What is being asked. In your copy, include no images, and write out every entry below exactly as it stands.
*** The records Section Begins ***
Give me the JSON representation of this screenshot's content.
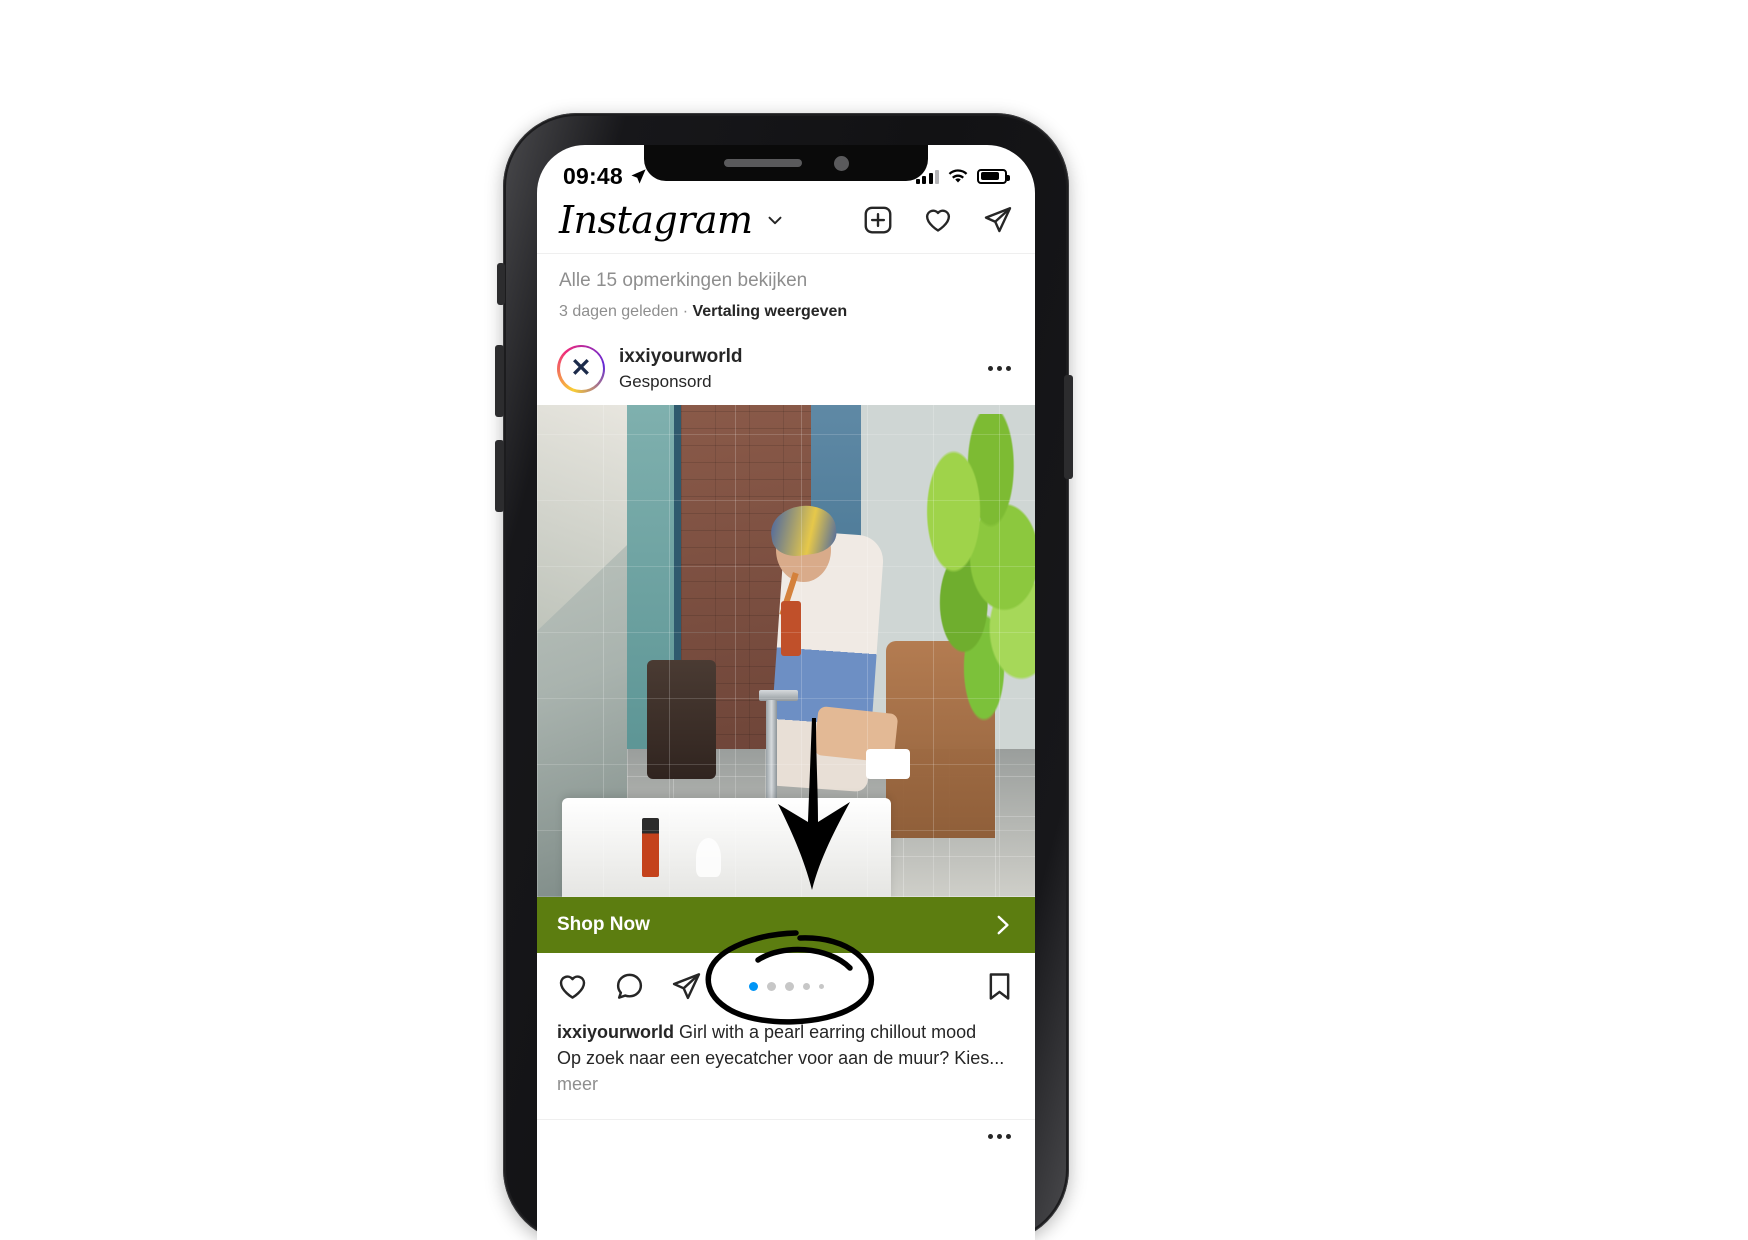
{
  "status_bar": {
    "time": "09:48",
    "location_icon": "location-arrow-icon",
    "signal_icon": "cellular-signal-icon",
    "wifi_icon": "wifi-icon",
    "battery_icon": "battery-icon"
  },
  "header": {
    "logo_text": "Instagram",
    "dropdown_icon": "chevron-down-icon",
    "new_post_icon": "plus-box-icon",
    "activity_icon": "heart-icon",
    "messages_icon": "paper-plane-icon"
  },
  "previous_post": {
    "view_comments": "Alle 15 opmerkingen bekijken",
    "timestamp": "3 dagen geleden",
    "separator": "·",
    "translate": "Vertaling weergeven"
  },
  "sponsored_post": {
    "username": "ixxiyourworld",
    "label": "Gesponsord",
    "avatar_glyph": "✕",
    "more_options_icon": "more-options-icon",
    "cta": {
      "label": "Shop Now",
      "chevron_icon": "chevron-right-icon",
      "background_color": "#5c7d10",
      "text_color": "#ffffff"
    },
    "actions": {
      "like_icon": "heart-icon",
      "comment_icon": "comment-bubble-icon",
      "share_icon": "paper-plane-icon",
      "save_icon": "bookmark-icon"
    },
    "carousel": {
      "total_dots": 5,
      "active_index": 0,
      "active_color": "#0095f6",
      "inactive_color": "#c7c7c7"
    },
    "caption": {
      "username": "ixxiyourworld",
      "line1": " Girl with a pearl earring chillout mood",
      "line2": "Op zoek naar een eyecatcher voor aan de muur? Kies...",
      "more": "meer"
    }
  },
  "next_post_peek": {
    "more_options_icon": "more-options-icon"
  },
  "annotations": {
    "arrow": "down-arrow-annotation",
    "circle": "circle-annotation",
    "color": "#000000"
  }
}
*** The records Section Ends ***
Response.
Give me the JSON representation of this screenshot's content.
{
  "status_bar": {
    "time": "09:48",
    "location_icon": "location-arrow-icon",
    "signal_icon": "cellular-signal-icon",
    "wifi_icon": "wifi-icon",
    "battery_icon": "battery-icon"
  },
  "header": {
    "logo_text": "Instagram",
    "dropdown_icon": "chevron-down-icon",
    "new_post_icon": "plus-box-icon",
    "activity_icon": "heart-icon",
    "messages_icon": "paper-plane-icon"
  },
  "previous_post": {
    "view_comments": "Alle 15 opmerkingen bekijken",
    "timestamp": "3 dagen geleden",
    "separator": "·",
    "translate": "Vertaling weergeven"
  },
  "sponsored_post": {
    "username": "ixxiyourworld",
    "label": "Gesponsord",
    "avatar_glyph": "✕",
    "more_options_icon": "more-options-icon",
    "cta": {
      "label": "Shop Now",
      "chevron_icon": "chevron-right-icon",
      "background_color": "#5c7d10",
      "text_color": "#ffffff"
    },
    "actions": {
      "like_icon": "heart-icon",
      "comment_icon": "comment-bubble-icon",
      "share_icon": "paper-plane-icon",
      "save_icon": "bookmark-icon"
    },
    "carousel": {
      "total_dots": 5,
      "active_index": 0,
      "active_color": "#0095f6",
      "inactive_color": "#c7c7c7"
    },
    "caption": {
      "username": "ixxiyourworld",
      "line1": " Girl with a pearl earring chillout mood",
      "line2": "Op zoek naar een eyecatcher voor aan de muur? Kies...",
      "more": "meer"
    }
  },
  "next_post_peek": {
    "more_options_icon": "more-options-icon"
  },
  "annotations": {
    "arrow": "down-arrow-annotation",
    "circle": "circle-annotation",
    "color": "#000000"
  }
}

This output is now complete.